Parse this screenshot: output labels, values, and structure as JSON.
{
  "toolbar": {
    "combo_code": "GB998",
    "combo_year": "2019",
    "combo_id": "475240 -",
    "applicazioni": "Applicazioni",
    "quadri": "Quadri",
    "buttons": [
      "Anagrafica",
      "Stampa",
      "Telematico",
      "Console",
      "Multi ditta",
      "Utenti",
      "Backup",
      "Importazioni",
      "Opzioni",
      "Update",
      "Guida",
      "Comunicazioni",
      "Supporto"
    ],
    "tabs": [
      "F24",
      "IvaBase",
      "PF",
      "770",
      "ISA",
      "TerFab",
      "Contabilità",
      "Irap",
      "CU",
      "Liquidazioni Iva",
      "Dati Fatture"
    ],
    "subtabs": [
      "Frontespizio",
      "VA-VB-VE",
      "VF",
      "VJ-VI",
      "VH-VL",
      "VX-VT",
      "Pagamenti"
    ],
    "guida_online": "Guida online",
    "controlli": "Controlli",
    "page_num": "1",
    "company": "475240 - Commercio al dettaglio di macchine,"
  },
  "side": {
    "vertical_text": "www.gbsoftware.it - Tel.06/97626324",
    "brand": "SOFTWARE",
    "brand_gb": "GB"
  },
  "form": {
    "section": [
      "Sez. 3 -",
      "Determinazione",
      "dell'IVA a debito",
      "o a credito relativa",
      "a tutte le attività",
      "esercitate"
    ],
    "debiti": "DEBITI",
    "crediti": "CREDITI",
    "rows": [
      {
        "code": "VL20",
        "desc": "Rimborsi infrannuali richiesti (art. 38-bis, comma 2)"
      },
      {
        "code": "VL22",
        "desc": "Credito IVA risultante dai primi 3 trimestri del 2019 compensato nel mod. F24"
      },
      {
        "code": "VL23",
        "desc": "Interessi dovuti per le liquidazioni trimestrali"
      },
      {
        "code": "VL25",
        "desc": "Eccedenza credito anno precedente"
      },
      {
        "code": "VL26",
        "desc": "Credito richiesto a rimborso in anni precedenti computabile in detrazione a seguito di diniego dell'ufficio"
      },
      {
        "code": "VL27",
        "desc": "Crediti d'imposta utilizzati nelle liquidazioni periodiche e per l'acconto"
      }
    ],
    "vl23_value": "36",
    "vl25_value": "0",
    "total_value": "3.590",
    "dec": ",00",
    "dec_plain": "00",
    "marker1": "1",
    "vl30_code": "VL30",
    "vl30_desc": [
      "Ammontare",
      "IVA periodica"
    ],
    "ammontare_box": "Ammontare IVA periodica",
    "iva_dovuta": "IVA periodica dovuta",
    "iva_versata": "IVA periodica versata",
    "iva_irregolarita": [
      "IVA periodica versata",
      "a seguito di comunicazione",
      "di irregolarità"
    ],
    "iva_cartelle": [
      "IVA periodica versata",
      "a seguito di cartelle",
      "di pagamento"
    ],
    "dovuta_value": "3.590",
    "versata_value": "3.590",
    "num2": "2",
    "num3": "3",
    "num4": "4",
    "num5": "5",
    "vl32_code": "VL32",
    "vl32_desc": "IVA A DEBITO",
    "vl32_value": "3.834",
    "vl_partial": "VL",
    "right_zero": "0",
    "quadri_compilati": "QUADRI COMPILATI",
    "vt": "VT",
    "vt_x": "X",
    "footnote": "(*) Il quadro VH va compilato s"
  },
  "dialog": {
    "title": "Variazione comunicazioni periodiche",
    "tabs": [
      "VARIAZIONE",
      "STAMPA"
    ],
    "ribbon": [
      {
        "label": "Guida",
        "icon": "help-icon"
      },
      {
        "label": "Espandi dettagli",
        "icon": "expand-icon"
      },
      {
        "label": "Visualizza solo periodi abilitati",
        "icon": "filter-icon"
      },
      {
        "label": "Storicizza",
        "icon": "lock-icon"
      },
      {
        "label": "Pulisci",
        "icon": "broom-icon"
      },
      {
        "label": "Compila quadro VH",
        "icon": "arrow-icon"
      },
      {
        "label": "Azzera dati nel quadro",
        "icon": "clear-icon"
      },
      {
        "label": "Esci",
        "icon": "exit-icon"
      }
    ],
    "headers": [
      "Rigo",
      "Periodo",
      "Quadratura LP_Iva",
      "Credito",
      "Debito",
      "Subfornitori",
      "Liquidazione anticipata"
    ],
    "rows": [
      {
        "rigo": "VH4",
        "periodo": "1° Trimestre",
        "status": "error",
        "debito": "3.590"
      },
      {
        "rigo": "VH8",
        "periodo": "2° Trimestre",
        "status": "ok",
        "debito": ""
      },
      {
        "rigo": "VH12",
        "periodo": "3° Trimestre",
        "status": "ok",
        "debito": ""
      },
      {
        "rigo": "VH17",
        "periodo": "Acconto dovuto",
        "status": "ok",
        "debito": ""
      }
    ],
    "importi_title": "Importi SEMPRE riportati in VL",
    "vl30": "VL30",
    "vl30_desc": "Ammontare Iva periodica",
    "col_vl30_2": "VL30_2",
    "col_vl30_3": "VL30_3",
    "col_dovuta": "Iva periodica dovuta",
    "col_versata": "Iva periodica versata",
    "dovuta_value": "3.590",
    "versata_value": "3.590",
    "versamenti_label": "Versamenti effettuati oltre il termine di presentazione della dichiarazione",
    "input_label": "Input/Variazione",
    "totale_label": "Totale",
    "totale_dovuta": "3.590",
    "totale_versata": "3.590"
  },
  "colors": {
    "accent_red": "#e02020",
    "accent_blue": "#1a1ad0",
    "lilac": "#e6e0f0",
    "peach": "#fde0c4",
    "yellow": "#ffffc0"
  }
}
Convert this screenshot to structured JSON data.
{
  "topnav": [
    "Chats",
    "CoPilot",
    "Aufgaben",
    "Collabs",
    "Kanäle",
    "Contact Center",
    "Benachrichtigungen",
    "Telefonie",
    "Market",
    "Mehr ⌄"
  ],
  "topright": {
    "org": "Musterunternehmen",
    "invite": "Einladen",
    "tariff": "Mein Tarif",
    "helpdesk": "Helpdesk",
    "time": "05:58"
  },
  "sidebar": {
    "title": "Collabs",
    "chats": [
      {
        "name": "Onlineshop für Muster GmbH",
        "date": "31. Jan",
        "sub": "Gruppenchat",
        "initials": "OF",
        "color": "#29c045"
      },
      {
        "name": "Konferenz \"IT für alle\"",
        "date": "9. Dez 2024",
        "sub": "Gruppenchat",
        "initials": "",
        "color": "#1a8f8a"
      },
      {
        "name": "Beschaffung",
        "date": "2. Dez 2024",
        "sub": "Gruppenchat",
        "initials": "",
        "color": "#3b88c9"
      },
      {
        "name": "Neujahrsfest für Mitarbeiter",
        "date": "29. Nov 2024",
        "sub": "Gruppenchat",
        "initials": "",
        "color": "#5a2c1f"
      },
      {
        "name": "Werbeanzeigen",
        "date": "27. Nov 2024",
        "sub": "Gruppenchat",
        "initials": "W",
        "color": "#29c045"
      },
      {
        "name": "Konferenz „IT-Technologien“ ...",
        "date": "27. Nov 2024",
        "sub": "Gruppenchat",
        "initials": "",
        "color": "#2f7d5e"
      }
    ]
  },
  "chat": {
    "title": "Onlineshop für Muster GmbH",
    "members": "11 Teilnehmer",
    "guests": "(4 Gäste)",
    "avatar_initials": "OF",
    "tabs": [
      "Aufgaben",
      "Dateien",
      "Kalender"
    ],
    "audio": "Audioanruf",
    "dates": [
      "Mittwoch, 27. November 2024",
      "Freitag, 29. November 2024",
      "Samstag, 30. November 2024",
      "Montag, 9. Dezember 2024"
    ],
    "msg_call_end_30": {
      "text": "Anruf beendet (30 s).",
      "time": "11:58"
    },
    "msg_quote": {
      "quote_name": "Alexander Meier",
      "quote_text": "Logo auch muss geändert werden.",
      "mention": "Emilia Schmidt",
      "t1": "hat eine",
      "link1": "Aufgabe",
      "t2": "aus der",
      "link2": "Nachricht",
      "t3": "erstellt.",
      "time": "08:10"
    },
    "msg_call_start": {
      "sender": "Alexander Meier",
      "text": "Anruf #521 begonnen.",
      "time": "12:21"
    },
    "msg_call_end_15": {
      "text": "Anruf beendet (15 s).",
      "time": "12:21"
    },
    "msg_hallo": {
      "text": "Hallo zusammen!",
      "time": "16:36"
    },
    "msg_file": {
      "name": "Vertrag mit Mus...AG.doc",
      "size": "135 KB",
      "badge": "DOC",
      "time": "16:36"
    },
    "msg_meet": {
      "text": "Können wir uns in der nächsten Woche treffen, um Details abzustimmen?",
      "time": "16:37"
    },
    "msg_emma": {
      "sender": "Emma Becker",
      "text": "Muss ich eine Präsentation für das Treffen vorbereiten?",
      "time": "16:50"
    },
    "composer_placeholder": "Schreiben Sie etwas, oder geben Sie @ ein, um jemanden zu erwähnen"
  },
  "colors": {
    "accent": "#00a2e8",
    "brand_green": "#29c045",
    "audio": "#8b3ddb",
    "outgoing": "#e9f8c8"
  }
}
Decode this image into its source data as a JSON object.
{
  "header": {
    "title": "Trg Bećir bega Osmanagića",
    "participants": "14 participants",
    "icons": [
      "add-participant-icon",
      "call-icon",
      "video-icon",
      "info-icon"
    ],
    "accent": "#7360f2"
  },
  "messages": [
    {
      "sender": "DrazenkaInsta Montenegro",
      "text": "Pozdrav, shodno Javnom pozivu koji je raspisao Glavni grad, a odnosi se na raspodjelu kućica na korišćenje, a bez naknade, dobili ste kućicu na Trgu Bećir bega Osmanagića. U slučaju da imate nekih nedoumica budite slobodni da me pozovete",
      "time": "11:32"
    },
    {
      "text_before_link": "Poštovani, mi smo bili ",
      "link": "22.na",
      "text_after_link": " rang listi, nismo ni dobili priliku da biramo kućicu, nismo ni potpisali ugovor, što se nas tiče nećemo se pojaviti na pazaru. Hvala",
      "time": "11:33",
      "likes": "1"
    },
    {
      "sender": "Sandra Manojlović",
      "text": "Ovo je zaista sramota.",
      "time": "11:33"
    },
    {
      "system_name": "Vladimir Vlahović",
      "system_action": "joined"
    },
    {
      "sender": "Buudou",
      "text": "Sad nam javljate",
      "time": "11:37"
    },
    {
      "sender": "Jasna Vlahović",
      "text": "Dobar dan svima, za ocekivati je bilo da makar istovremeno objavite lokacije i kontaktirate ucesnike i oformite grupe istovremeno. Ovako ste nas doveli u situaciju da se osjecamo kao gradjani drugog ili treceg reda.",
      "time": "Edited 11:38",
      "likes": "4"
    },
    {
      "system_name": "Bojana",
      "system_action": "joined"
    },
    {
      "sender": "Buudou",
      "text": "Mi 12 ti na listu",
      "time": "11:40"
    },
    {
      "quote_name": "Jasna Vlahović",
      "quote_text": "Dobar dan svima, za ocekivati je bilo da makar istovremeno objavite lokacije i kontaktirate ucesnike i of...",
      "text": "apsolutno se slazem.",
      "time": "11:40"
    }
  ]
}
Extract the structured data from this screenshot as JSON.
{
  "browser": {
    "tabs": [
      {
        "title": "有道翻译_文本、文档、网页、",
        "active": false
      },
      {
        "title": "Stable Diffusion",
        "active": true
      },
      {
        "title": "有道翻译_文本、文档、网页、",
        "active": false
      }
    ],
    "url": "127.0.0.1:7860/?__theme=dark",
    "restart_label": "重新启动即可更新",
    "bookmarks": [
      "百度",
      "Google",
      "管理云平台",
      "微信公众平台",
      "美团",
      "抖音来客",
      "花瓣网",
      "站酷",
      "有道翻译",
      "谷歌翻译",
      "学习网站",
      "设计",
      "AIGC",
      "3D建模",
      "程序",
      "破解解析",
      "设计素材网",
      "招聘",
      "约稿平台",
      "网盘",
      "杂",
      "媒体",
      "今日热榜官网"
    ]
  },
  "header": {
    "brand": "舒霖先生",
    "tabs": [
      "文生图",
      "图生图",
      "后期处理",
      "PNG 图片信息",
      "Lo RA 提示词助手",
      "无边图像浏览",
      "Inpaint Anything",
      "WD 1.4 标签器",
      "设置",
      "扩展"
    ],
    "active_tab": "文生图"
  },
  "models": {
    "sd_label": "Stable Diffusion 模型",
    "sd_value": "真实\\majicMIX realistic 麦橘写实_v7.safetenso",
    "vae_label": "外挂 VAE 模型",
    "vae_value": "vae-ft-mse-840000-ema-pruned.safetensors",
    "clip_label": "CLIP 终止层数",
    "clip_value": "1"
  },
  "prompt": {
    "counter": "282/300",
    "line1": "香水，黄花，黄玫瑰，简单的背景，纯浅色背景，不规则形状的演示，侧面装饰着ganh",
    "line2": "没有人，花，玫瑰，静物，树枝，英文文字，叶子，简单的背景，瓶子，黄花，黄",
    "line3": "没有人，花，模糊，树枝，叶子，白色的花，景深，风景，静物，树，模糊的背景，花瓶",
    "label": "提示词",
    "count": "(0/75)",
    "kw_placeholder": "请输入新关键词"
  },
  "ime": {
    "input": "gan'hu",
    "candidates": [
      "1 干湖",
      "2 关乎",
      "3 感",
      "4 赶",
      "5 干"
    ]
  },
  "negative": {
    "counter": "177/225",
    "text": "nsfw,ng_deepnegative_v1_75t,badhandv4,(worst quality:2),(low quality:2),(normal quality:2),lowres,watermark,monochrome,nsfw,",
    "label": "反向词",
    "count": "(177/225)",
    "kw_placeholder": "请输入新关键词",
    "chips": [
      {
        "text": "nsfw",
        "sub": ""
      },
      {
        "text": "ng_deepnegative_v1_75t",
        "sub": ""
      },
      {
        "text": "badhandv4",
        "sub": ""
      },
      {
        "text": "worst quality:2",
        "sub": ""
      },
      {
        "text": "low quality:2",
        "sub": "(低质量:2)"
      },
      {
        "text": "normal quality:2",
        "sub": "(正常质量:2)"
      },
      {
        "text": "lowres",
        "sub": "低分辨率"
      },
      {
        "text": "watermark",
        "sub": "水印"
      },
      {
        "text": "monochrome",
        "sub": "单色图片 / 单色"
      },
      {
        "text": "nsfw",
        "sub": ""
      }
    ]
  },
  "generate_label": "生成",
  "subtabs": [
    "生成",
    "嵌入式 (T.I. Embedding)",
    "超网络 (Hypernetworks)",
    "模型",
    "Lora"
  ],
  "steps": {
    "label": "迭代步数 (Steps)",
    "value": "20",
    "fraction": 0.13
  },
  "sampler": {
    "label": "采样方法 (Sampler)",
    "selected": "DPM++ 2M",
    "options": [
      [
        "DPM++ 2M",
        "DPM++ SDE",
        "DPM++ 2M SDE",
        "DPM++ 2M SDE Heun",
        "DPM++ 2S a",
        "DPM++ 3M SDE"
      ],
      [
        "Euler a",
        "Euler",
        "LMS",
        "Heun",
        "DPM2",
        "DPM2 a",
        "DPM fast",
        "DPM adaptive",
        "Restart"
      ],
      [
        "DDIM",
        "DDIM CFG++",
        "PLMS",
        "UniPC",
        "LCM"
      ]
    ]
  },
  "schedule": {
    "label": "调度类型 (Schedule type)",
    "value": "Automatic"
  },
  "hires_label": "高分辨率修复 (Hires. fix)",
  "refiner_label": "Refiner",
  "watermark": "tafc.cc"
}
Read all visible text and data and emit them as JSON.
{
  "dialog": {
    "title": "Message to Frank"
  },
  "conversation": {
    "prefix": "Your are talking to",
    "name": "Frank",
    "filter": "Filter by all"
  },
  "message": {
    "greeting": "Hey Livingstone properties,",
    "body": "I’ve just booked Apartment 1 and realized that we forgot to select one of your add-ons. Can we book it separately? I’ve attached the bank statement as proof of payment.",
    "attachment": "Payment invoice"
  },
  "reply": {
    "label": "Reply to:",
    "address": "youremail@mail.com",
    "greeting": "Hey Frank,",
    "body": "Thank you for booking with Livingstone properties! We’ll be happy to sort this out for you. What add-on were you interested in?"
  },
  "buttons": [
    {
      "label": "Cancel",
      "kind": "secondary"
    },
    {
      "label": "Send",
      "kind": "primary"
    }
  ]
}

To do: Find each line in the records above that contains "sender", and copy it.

Exercise output:
      "sender": "Alexander Meier",
      "sender": "Emma Becker",
      "sender": "DrazenkaInsta Montenegro",
      "sender": "Sandra Manojlović",
      "sender": "Buudou",
      "sender": "Jasna Vlahović",
      "sender": "Buudou",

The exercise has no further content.